The Japanese language is written using two phonetic alphabets, known as Kana and Hiragana, and one ideographic alphabet known as Kanji. There are also several ways to write the Japanese language using the Roman alphabet. These methods are known as Romaji. The most popular Romaji system is the modified-Hepburn system. The one chosen by the Japanese government, Kunrei-shiki, is so stupid that it doesn't warrant comment.

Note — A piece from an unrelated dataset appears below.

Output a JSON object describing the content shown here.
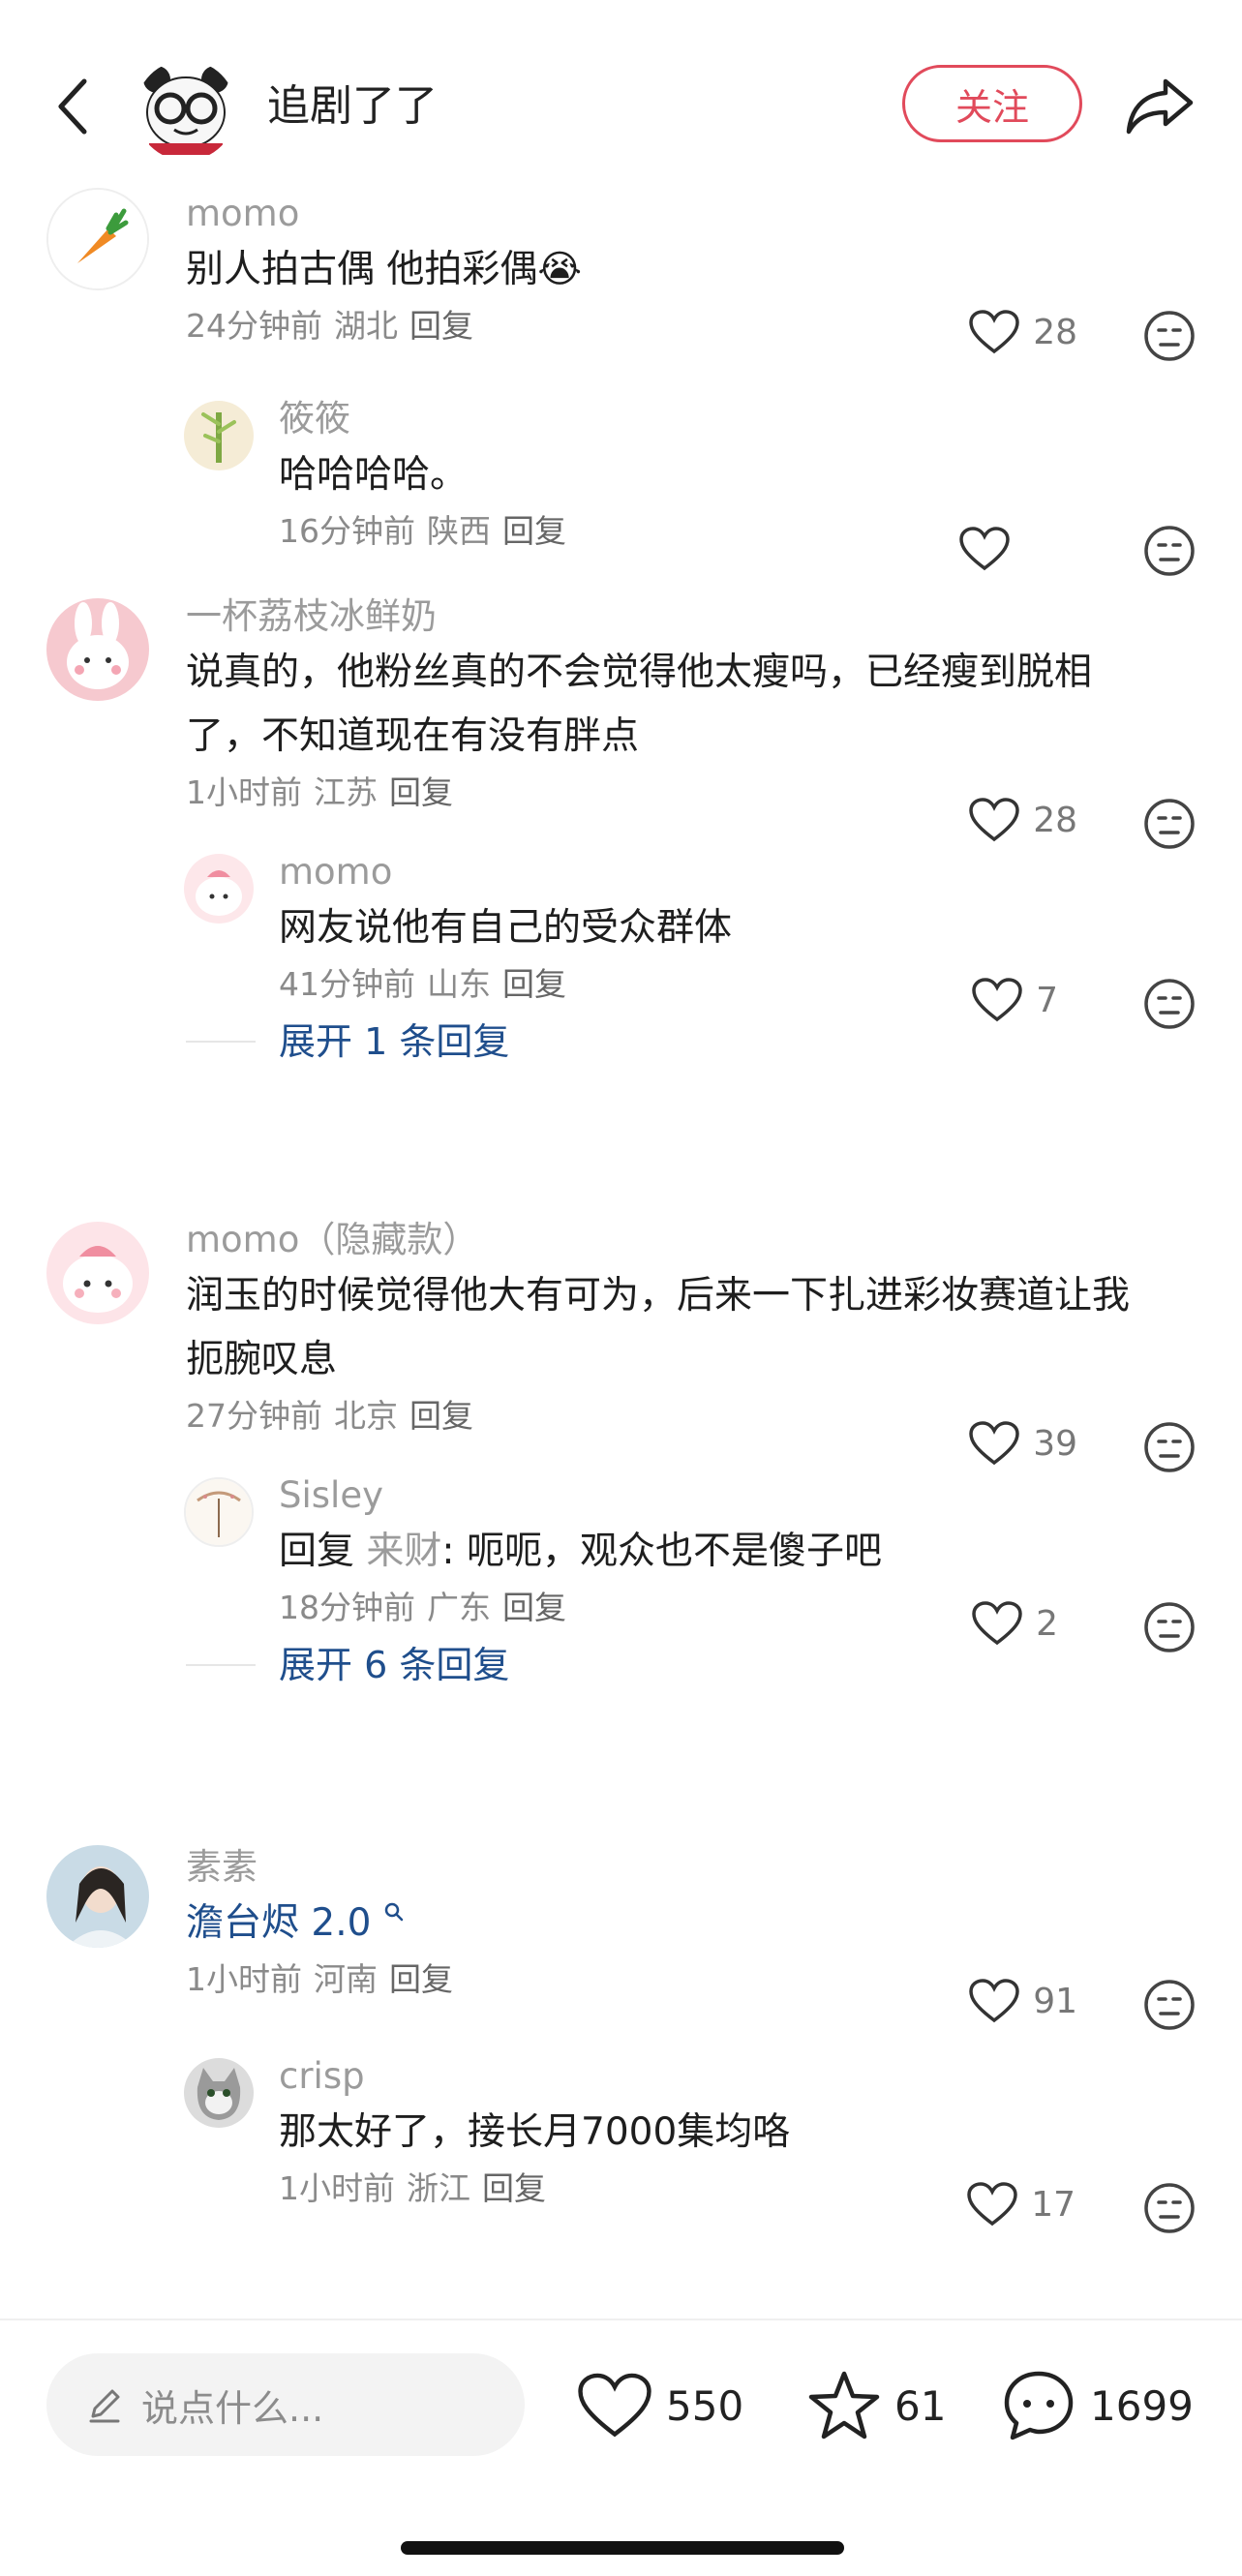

Japanese teachers generally start by teaching Romaji, followed by Hiragana, then Katakana, then Kanji. Better teachers will skip Romaji. There are many problems with this method of teaching. It is essential that students learn Kanji from the very first lesson, so that Kanji cease to be seen as a difficult hurdle, something to be tackled at some point in the distant future. The very reason that Kanji are difficult is that they are not taught from the outset. A student learns to recognize various Japanese words, learns their meaning, and learns their pronunciation. These three aspects become one item in memory. A year or two later the student is introduced to the Kanji characters for these words. It is very difficult to add a Kanji character to something that has already been memorised.
Only two people told me to learn some Kanji characters before moving to Japan, Mark Rebuck and Ben Jones. Mark sold me a huge number of Japanese language textbooks for a pitifully small amount of money, books which are still useful to me today, six years later.
For those wishing to visit Japan, the most useful thing to do is learn some Kanji characters. The best book to use for this purpose is called "Read Japanese Today" by Len Walsh, published by Tuttle. My copy has "Mark Rebuck, 1992" written in the front cover.